Hold on dear friend God sent His Son and we know that God is faithful.  God did it before and promises to send Jesus back again.  We are hopeful and fearful, but let’s always remain faithful.  In God’s time Christ will return and the hopes and fears of all the years will be realized.  There will no longer be a deferred hope or fear of God’s silence, distance, or unconcern.  There will be hope realized and fears relinquished as the hopes and fears of all of the years will be met in Christ.  Remain faithful through the tension of hopes and fears, for God is with us.

Calling Us Out

In recent months we have been looking at a scriptural Vision Statement that is the Great Commission found in Matthew 28:18-20 and a Mission Statement: “Know, Grow, Go.”  The last two months we’ve looked at the Know and Grow parts of this Mission Statement.  Now we will consider “Go.”  Verse eighteen tells us that all authority on heaven and earth has been given to Christ and because of his authority, commands us to go and make disciples.  Although the phrase may be better read, “as you go, make disciples,” the verb being “to make” it is clear that faith by its very definition is not just an intellectual exercise but a physical one as well.  There may be hesitancy in doing what the Lord asks us to do, either because we don’t want to or don’t think that we can, but this concluding verse tells us that we do not go alone.  Christ is ever with us.

Let’s look at this “going” in a different way.  When we hear the word go what comes to mind is the idea of being sent, but what if “going” is not about sending but rather calling?  Another series of events in earlier Matthew 14 brings this into focus.  Jesus teaches the crowd and he had his disciples to look for food and found a kid’s lunch.  Jesus blesses and breaks the bread and fish feeding five thousand men and who knows how many women and children.  The scraps filled twelve large baskets.  Jesus goes away to pray to the Father, the crowd leaves, and the disciples go across the Sea of Galilee in a boat.

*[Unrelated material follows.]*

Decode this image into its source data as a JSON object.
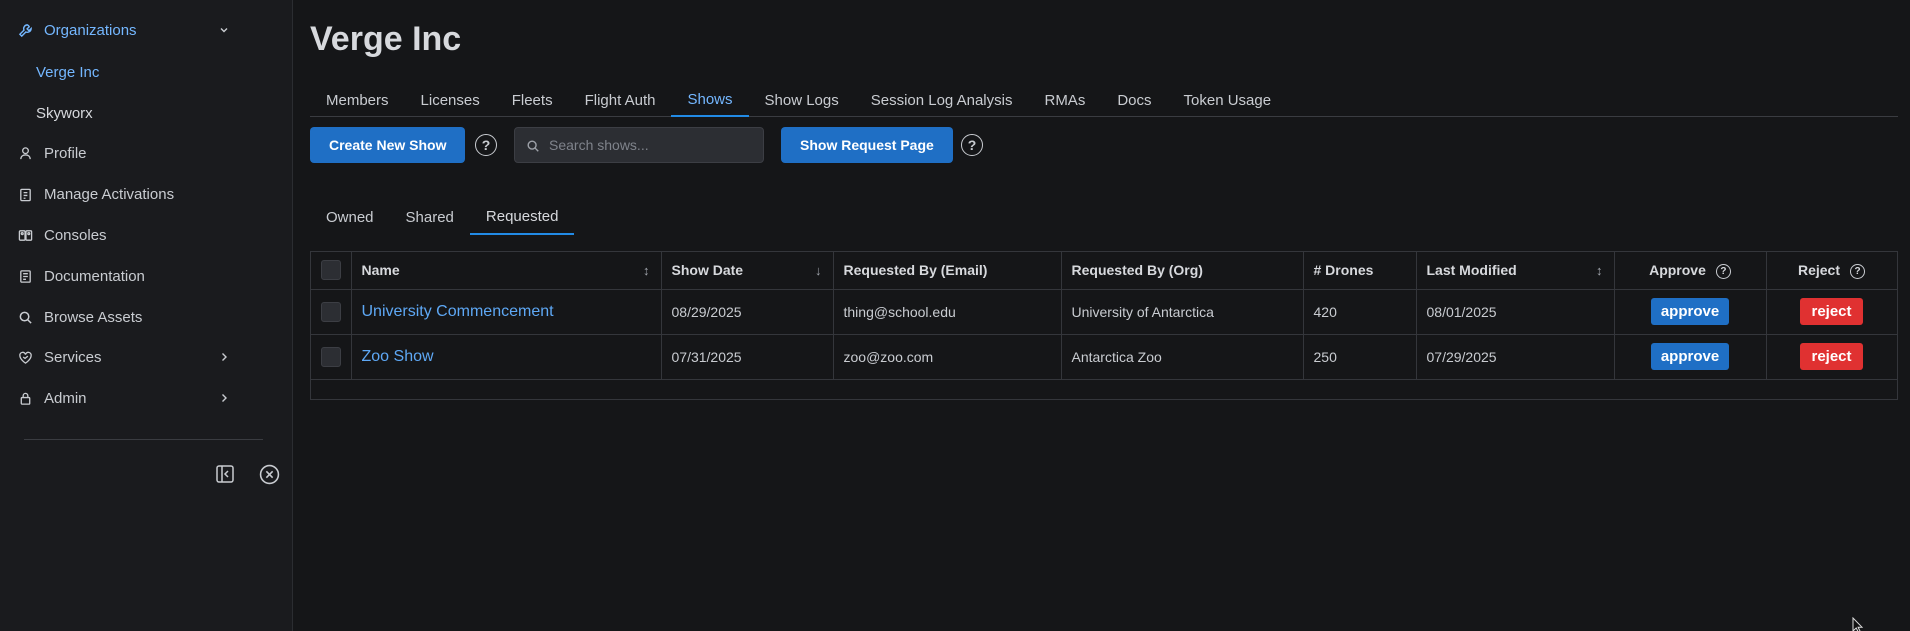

It is now the middle of the night.  Jesus had not yet come. A storm was upon them and they were three or four miles from shore.  Then they see Jesus walking to them on the sea coming near the boat and they were afraid, some thought he may be a ghost.  Jesus tells the disciples that it is truly him and they shouldn’t be afraid.  Peter then says, “Lord, if it is you, command me to come to you on the water.”  Peter does something extraordinary, he in speaking to the Lord asks the Lord to command him, to order his steps.  Those steps would bring him out of the boat and on to the water.  Would we have the faith to ask the Lord to command us and then follow the command?

Jesus commands Peter to “Come.”  Peter got out of the boat and walked on water and came to Jesus.  Jesus did not send Peter he called Peter.  He called Peter to come and meet him where he already was.  Peter’s response was to “go.”  Go out of the boat, out of the place of safety to an uncertain place and future, but where Jesus is.  “Going” is responding to Christ’s invitation to meet him in the world and future that seems scary and uncertain, but where Jesus already is working.  “Going” is about our response to Christ calling us out beyond ourselves.  Out past the waves of uncertainty and the deep waters of doubt.  The future and the world can seem so uncertain, yet Christ is there calling, calling us to walk with him on the water, into the world, and toward an uncertain future.  We know he is there.  We know he is calling.  How will you and I respond?  Will we go?  The water, the world, and the future is waiting.